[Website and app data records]
▼▼▼

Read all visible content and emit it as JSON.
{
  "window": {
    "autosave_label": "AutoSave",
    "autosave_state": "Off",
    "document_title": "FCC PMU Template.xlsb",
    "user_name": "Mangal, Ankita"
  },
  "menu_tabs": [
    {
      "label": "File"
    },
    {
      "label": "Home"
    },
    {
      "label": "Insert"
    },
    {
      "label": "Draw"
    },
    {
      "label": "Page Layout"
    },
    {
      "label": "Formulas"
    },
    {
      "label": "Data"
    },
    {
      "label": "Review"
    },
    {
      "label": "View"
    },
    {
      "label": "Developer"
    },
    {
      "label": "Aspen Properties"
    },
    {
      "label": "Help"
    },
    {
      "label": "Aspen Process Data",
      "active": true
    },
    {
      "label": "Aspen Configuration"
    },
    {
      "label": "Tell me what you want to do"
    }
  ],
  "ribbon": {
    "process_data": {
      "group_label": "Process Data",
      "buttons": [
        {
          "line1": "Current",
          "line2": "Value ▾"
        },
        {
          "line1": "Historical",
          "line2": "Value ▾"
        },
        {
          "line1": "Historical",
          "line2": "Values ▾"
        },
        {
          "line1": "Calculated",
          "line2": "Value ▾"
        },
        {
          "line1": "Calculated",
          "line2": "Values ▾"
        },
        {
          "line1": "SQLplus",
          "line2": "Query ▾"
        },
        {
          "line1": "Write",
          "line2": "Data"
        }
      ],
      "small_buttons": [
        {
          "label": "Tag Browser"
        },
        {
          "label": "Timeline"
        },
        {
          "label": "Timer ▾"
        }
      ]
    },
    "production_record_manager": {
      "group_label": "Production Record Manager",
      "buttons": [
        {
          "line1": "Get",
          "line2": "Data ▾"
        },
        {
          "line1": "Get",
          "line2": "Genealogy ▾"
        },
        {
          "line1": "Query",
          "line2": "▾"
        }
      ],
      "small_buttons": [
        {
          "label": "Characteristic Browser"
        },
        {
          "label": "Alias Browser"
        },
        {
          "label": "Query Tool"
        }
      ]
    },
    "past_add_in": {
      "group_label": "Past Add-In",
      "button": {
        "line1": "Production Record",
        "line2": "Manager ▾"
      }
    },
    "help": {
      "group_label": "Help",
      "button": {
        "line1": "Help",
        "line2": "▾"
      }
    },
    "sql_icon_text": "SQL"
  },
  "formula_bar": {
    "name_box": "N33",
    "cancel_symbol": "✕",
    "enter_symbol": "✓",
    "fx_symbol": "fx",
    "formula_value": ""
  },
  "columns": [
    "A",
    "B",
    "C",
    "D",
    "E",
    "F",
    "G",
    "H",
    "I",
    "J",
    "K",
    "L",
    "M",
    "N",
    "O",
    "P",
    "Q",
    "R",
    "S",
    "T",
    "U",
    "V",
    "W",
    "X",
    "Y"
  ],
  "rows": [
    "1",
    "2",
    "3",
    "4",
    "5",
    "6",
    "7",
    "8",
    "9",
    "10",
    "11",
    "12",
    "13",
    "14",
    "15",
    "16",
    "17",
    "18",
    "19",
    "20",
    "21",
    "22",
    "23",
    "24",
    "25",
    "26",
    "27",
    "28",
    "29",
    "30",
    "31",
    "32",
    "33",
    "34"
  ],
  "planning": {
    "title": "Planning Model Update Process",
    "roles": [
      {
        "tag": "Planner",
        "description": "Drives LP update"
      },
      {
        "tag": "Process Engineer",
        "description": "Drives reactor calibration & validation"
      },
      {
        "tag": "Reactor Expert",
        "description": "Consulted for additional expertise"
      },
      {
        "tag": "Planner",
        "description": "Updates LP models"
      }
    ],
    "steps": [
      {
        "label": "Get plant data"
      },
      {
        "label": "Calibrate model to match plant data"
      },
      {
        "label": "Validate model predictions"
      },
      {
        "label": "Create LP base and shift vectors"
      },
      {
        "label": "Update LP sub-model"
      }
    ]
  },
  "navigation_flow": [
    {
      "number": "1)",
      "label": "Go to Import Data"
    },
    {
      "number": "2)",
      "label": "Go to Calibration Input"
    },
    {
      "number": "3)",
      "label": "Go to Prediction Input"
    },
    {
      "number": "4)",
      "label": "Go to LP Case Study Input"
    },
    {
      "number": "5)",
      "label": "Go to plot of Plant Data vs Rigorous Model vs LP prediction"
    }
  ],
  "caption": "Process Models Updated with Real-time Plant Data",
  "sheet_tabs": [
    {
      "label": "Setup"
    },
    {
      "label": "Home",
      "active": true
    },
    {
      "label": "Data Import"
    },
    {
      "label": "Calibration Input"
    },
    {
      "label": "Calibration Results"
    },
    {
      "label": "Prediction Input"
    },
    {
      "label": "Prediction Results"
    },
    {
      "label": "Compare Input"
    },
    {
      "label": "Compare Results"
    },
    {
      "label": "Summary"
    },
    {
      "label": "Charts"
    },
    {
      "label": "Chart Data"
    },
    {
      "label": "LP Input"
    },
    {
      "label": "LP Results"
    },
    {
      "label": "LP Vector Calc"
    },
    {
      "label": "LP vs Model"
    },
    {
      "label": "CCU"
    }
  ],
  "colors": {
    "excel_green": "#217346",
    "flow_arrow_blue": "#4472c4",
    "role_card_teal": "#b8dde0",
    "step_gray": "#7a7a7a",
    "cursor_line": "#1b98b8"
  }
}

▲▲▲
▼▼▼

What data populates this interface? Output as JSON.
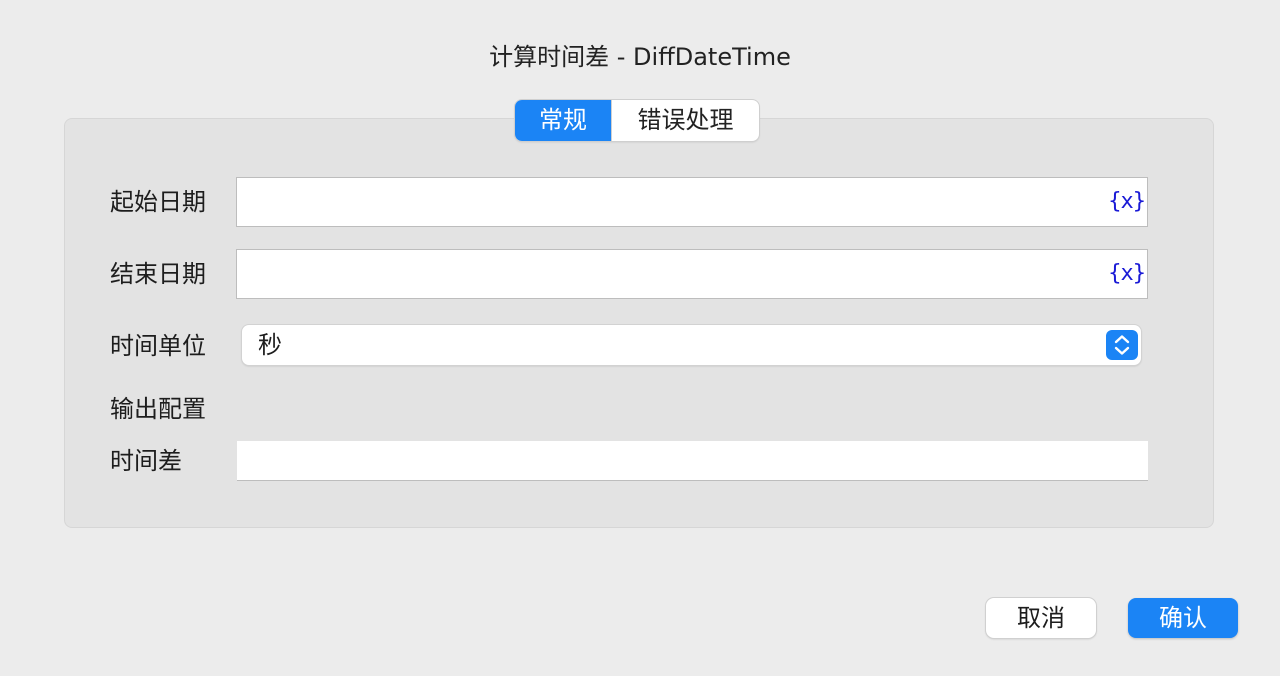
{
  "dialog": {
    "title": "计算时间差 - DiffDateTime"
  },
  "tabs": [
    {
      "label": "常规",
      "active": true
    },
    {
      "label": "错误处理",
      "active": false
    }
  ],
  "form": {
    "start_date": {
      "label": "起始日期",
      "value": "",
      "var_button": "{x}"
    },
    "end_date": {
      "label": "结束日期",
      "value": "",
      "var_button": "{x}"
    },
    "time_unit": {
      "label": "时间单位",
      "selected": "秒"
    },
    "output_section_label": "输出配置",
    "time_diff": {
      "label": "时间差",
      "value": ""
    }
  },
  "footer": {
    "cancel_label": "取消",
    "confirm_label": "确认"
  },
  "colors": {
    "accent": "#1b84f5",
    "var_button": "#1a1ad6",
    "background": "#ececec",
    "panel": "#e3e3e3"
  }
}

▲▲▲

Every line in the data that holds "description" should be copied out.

        "description": "Drives LP update"
        "description": "Drives reactor calibration & validation"
        "description": "Consulted for additional expertise"
        "description": "Updates LP models"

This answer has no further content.